Business continuity plans must be in place to prevent operations from grinding to a complete halt while protecting the safety of employees.

A recent report by The Capgemini Research Institute, “The great supply chain shock: COVID-19 response and recovery,” highlights two examples of quick thinking and frugal innovation by pharma giants Novartis and Pfizer, who have used micro-factories no bigger than a shipping container to produce drugs faster and more cheaply.

COVID-19 has shown us that we are all very closely connected; our societies, our economies, each other. To fight the virus, our supply chains must become more connected too – they must branch out like a hyperconnected network. Supply chains can no longer be so linear and rigid, too dependent on certain links that are vulnerable to disruption. A more agile, nuanced, and plural branching out in terms of partners, technology, and touchpoints, fed by data, is needed – an intricate web. If you cut a snake in half, it stops moving– it perishes. But if you cut a tentacle off an octopus, it can continue to live, adjust, (it has seven others anyway), and can even grow back the missing tentacle stronger than it was before.

What now?

To me, it’s clear that supply chains across all sectors will need more end-to-end visibility and resource prioritization to become more flexible.

Data and AI fed by touchpoints enable a monitoring system to ensure effective execution of risk mitigation strategies. For leaders to act on facts and make “now-based” decisions and mitigate risk, end-to-end value chain visibility and insight–based scenario planning are essential. AI and data can also build simulation models to predict demand and supplier lead times. It can bring into precise focus your operations and value chain risk and help anticipate future disruption to any part of the supply network.

The Capgemini Research Institute’s recent report, “The great supply chain shock: COVID-19 response and recovery,” gives a number of recommendations to organizations in transitioning out of the recovery phase to gain supply chain resilience and flexibility, including:

  • Reassess customer demand ­– Sales & Operations planning teams have to be able to build a more complete picture of future consumer demand by simulating recovery scenarios before finalizing production and logistics decisions. It’s important to assess to what degree customer buying preferences and preferred sales channels have shifted.
  • Improve forecasts – AI and analytics can help to develop new forecast models based on the latest customer sales and market data.
  • Align operations – Drive transformation through the digitization of supply chains, the mapping of supply networks, and rethinking supply chain strategy. Organizations with sophisticated digitalization in their supply chains are able to respond more quickly.
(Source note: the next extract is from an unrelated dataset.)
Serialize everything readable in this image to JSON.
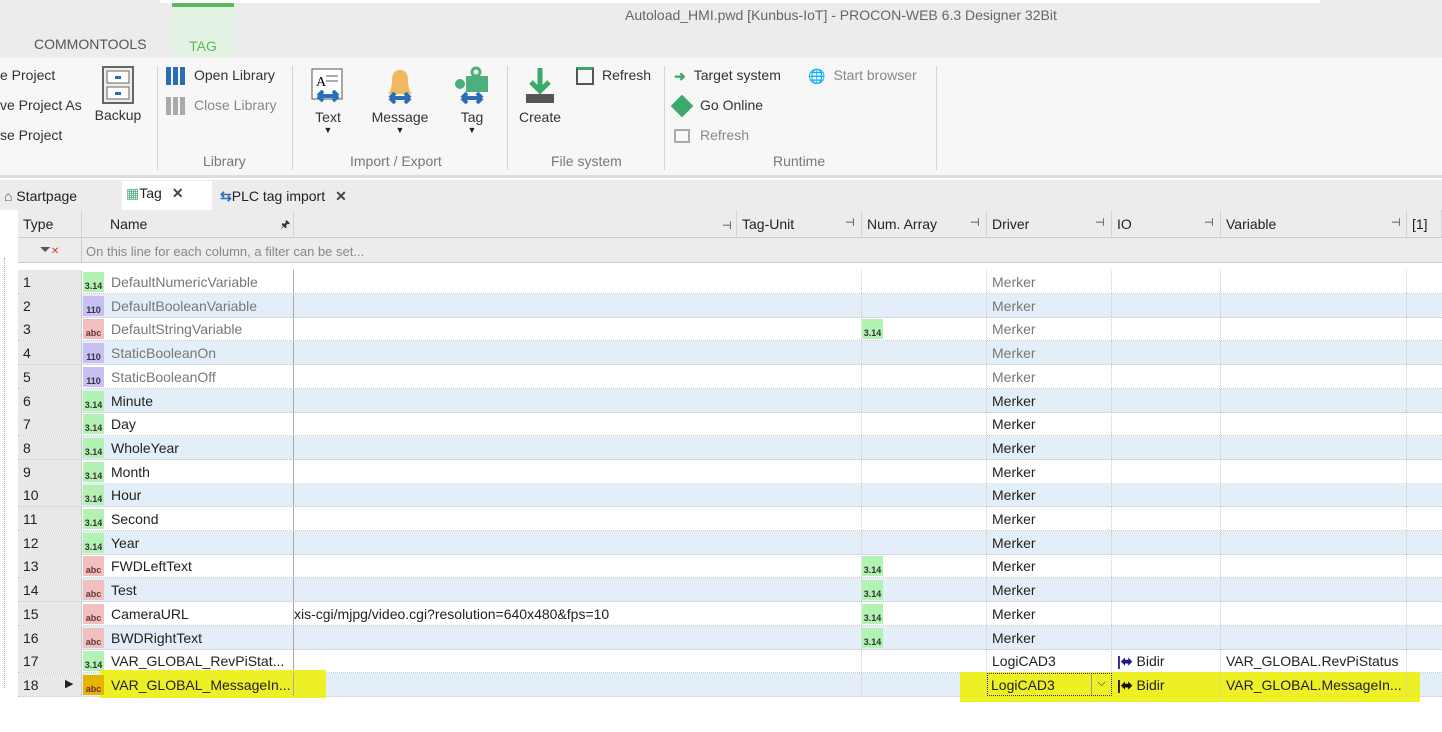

What next?

To become more flexible and resilient, life sciences supply networks should be infused with Industry 4.0 capabilities, including intelligent analytics, AI, automation, and IoT. These technologies will ensure transparency across the global supply chain and enable more informed decisions fed by real-time data. This will be crucial in meeting higher demand for pharmaceuticals in the short term while, in the longer term, enabling the smooth and expedient rollout of the vaccine, whose distribution will have to be coordinated across multiple geographies simultaneously.
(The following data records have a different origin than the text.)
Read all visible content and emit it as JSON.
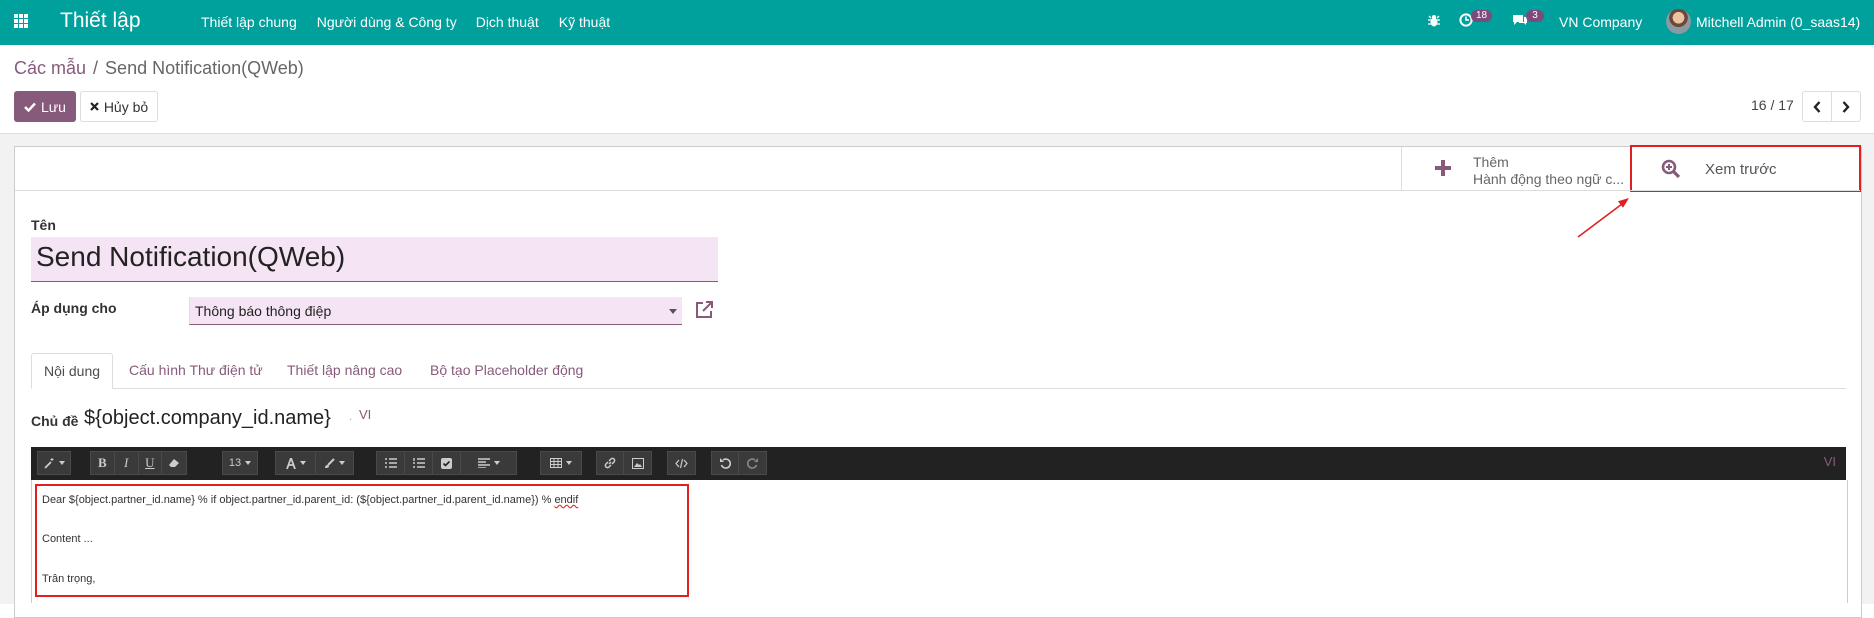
{
  "navbar": {
    "app_title": "Thiết lập",
    "menus": [
      "Thiết lập chung",
      "Người dùng & Công ty",
      "Dịch thuật",
      "Kỹ thuật"
    ],
    "activity_count": "18",
    "message_count": "3",
    "company": "VN Company",
    "user": "Mitchell Admin (0_saas14)"
  },
  "breadcrumb": {
    "parent": "Các mẫu",
    "separator": "/",
    "current": "Send Notification(QWeb)"
  },
  "actions": {
    "save_label": "Lưu",
    "discard_label": "Hủy bỏ"
  },
  "pager": {
    "value": "16 / 17"
  },
  "button_box": {
    "add_title": "Thêm",
    "add_subtitle": "Hành động theo ngữ c...",
    "preview_label": "Xem trước"
  },
  "form": {
    "name_label": "Tên",
    "name_value": "Send Notification(QWeb)",
    "model_label": "Áp dụng cho",
    "model_value": "Thông báo thông điệp",
    "tabs": [
      "Nội dung",
      "Cấu hình Thư điện tử",
      "Thiết lập nâng cao",
      "Bộ tạo Placeholder động"
    ],
    "subject_label": "Chủ đề",
    "subject_value": "${object.company_id.name}",
    "subject_dot": "·",
    "subject_lang": "VI"
  },
  "editor": {
    "font_size": "13",
    "lang": "VI",
    "body_line1_pre": "Dear ${object.partner_id.name} % if object.partner_id.parent_id: (${object.partner_id.parent_id.name}) % ",
    "body_line1_endif": "endif",
    "body_line2": "Content ...",
    "body_line3": "Trân trọng,"
  },
  "colors": {
    "navbar": "#00a09d",
    "primary": "#875a7b",
    "highlight": "#e02020",
    "field_bg": "#f5e5f4"
  }
}
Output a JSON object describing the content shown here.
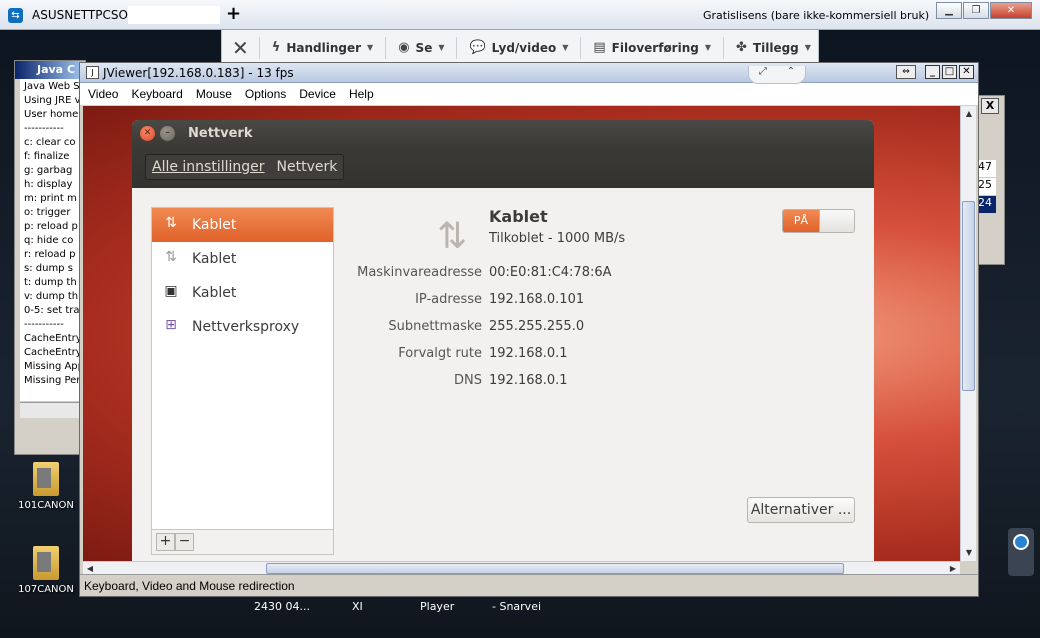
{
  "teamviewer": {
    "title": "ASUSNETTPCSOR",
    "plus": "+",
    "license": "Gratislisens (bare ikke-kommersiell bruk)",
    "toolbar": [
      {
        "label": "Handlinger",
        "icon": "lightning-icon"
      },
      {
        "label": "Se",
        "icon": "eye-icon"
      },
      {
        "label": "Lyd/video",
        "icon": "chat-icon"
      },
      {
        "label": "Filoverføring",
        "icon": "file-transfer-icon"
      },
      {
        "label": "Tillegg",
        "icon": "puzzle-icon"
      }
    ]
  },
  "desktop": {
    "icons": [
      {
        "label": "101CANON"
      },
      {
        "label": "107CANON"
      }
    ],
    "taskbar": [
      "2430 04...",
      "XI",
      "Player",
      "- Snarvei"
    ]
  },
  "java_console": {
    "title": "Java C",
    "lines": [
      "Java Web S",
      "Using JRE v",
      "User home",
      "-----------",
      "c:  clear co",
      "f:  finalize",
      "g:  garbag",
      "h:  display",
      "m:  print m",
      "o:  trigger",
      "p:  reload p",
      "q:  hide co",
      "r:  reload p",
      "s:  dump s",
      "t:  dump th",
      "v:  dump th",
      "0-5: set tra",
      "-----------",
      "CacheEntry",
      "CacheEntry",
      "Missing App",
      "Missing Per"
    ]
  },
  "right_window": {
    "close": "X",
    "cells": [
      "47",
      "25",
      "24"
    ]
  },
  "jviewer": {
    "title": "JViewer[192.168.0.183] - 13 fps",
    "menu": [
      "Video",
      "Keyboard",
      "Mouse",
      "Options",
      "Device",
      "Help"
    ],
    "status": "Keyboard, Video and Mouse redirection"
  },
  "network": {
    "title": "Nettverk",
    "breadcrumb": [
      "Alle innstillinger",
      "Nettverk"
    ],
    "items": [
      {
        "label": "Kablet",
        "icon": "wired-network-icon",
        "selected": true
      },
      {
        "label": "Kablet",
        "icon": "wired-network-icon",
        "selected": false
      },
      {
        "label": "Kablet",
        "icon": "network-device-icon",
        "selected": false
      },
      {
        "label": "Nettverksproxy",
        "icon": "proxy-icon",
        "selected": false
      }
    ],
    "add": "+",
    "remove": "−",
    "detail": {
      "name": "Kablet",
      "status": "Tilkoblet - 1000 MB/s",
      "toggle": "PÅ",
      "rows": [
        {
          "key": "Maskinvareadresse",
          "value": "00:E0:81:C4:78:6A"
        },
        {
          "key": "IP-adresse",
          "value": "192.168.0.101"
        },
        {
          "key": "Subnettmaske",
          "value": "255.255.255.0"
        },
        {
          "key": "Forvalgt rute",
          "value": "192.168.0.1"
        },
        {
          "key": "DNS",
          "value": "192.168.0.1"
        }
      ],
      "options_button": "Alternativer ..."
    }
  },
  "colors": {
    "accent": "#e0622a",
    "ubuntu_dark": "#3b3a36"
  }
}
The actions of life sciences companies over the coming tens of months will be much scrutinized. This will also be the case after the pandemic has passed. However, I believe that despite the hardship, the pandemic could represent to the life sciences supply chain – not only an urgent challenge, but an opportunity to innovate and improve. Just like an immune system responding to a vaccine, supply chains worldwide are being presented with a chance to learn, grow stronger, and become impervious to future disruption.
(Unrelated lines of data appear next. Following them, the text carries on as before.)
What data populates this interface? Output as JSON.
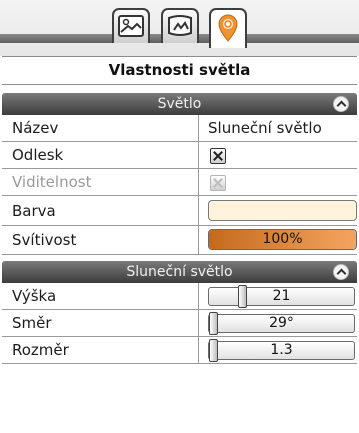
{
  "panel": {
    "title": "Vlastnosti světla"
  },
  "tabs": [
    {
      "icon": "scene-image-icon"
    },
    {
      "icon": "material-image-icon"
    },
    {
      "icon": "light-pin-icon",
      "active": true
    }
  ],
  "light_section": {
    "title": "Světlo",
    "name_label": "Název",
    "name_value": "Sluneční světlo",
    "reflection_label": "Odlesk",
    "reflection_checked": true,
    "visibility_label": "Viditelnost",
    "visibility_checked": true,
    "visibility_disabled": true,
    "color_label": "Barva",
    "color_value": "#fff3dc",
    "intensity_label": "Svítivost",
    "intensity_value": "100%",
    "intensity_fraction": 1.0
  },
  "sun_section": {
    "title": "Sluneční světlo",
    "height_label": "Výška",
    "height_value": "21",
    "height_fraction": 0.21,
    "direction_label": "Směr",
    "direction_value": "29°",
    "direction_fraction": 0.0,
    "size_label": "Rozměr",
    "size_value": "1.3",
    "size_fraction": 0.0
  },
  "colors": {
    "accent": "#f0922e",
    "header_dark": "#3c3c3c"
  }
}
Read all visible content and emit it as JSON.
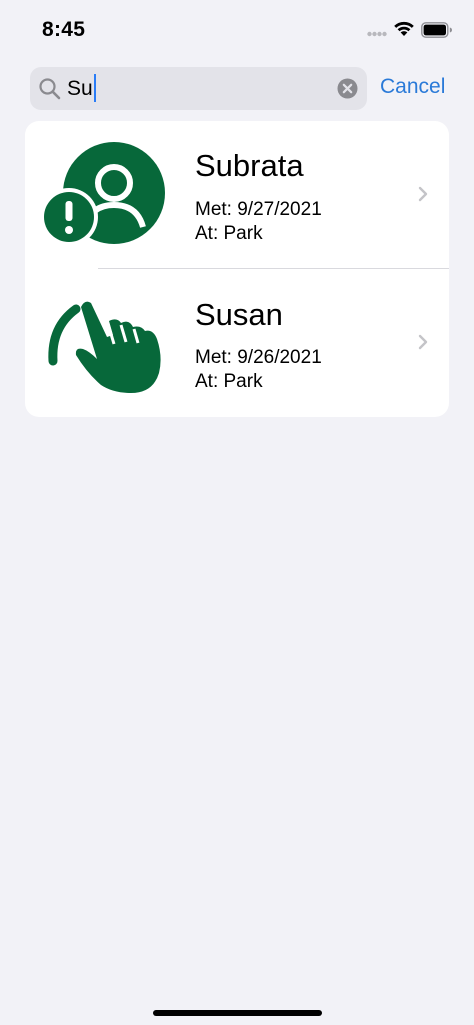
{
  "status_bar": {
    "time": "8:45"
  },
  "search": {
    "value": "Su",
    "cancel_label": "Cancel"
  },
  "results": [
    {
      "name": "Subrata",
      "met": "Met: 9/27/2021",
      "at": "At: Park",
      "icon": "person-alert-icon"
    },
    {
      "name": "Susan",
      "met": "Met: 9/26/2021",
      "at": "At: Park",
      "icon": "hand-tap-icon"
    }
  ],
  "colors": {
    "accent": "#2a7ad8",
    "icon_green": "#07683a",
    "background": "#f2f2f7",
    "caret": "#2a7cf6"
  }
}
Visit How to accelerate a healthy recovery in life sciences to learn how we help life sciences organizations respond to the current events.


Eliza Silvester